Paid prioritisation, throttling and blocking are three “bright line” practices that the 2015 FCC order banned, and they’re all interrelated. The technical details are different, but the result is the same: some traffic goes first, some traffic goes last.

Throttling and blocking – slowing down or completely stopping less profitable traffic – probably won’t happen. It’s unnecessary. If, say, Netflix pays AT&T to clear a path for its video traffic, then, say, YouTube ends up in the slow lane by default. Unless YouTube also writes AT&T a big, fat check.

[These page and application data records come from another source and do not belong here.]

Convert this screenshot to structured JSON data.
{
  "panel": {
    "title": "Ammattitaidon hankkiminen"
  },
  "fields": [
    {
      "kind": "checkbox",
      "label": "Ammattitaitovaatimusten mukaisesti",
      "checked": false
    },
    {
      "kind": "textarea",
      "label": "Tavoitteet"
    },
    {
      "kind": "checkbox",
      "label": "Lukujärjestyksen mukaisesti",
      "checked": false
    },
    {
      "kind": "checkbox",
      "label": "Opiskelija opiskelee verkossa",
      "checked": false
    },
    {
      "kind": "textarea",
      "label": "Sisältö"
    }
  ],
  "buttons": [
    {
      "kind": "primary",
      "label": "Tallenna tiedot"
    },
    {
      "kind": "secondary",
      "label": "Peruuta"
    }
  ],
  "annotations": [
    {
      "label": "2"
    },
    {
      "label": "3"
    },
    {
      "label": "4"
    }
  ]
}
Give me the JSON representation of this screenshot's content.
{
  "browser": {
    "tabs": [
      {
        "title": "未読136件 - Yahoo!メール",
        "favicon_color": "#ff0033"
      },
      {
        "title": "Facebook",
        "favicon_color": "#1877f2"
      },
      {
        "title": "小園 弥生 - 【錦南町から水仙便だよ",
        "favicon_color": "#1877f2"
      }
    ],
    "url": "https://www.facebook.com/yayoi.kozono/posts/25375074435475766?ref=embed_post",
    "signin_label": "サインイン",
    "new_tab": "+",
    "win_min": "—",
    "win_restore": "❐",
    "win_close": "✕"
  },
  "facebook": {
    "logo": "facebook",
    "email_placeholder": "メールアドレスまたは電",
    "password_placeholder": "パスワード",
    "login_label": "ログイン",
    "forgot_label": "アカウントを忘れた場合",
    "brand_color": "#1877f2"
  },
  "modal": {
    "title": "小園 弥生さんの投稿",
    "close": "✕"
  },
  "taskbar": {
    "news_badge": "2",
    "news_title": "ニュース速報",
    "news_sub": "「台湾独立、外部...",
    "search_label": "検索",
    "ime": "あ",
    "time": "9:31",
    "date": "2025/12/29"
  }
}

It’s a heads I win, tails you lose business proposition for big ISPs.

That’s why lobbyists speaking on behalf of AT&T, Comcast, Charter Communications and Frontier Communications are waving sacks of cash arguing so eloquently in Sacramento, hoping to stop the California legislature from banning paid prioritisation.

The winners will be the ISPs with the most market share – Comcast, Charter, AT&T and Verizon. Big, established web platforms like Netflix, Google and Facebook will also benefit. They can bear the cost of paid prioritisation. New, innovative and competitive companies will be at a distinct disadvantage. The Internet will no longer be an even playing field where small companies can successfully challenge the big ones simply by offering a superior service to consumers.

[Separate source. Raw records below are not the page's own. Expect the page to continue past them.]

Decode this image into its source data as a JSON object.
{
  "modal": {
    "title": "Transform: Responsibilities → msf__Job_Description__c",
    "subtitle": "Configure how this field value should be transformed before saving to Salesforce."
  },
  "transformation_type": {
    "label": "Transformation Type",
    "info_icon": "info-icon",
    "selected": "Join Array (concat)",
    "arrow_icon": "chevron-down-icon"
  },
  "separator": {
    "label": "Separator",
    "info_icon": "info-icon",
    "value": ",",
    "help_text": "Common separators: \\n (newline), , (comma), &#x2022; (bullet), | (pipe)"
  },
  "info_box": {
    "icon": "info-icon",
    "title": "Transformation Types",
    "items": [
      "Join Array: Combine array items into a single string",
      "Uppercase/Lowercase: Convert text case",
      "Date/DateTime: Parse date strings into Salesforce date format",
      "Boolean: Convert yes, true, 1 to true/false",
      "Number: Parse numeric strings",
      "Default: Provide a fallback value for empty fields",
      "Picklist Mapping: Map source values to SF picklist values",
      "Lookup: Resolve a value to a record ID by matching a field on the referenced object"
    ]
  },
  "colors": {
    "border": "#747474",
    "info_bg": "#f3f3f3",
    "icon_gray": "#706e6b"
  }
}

Back in the day, that’s how two small start ups – Google and Facebook – took on the market leaders – Yahoo and My Space – and won. Paid prioritisation puts market controlling power back in the hands of a relative few companies. It’ll be a return to the managed content business of the 1980s and 1990s.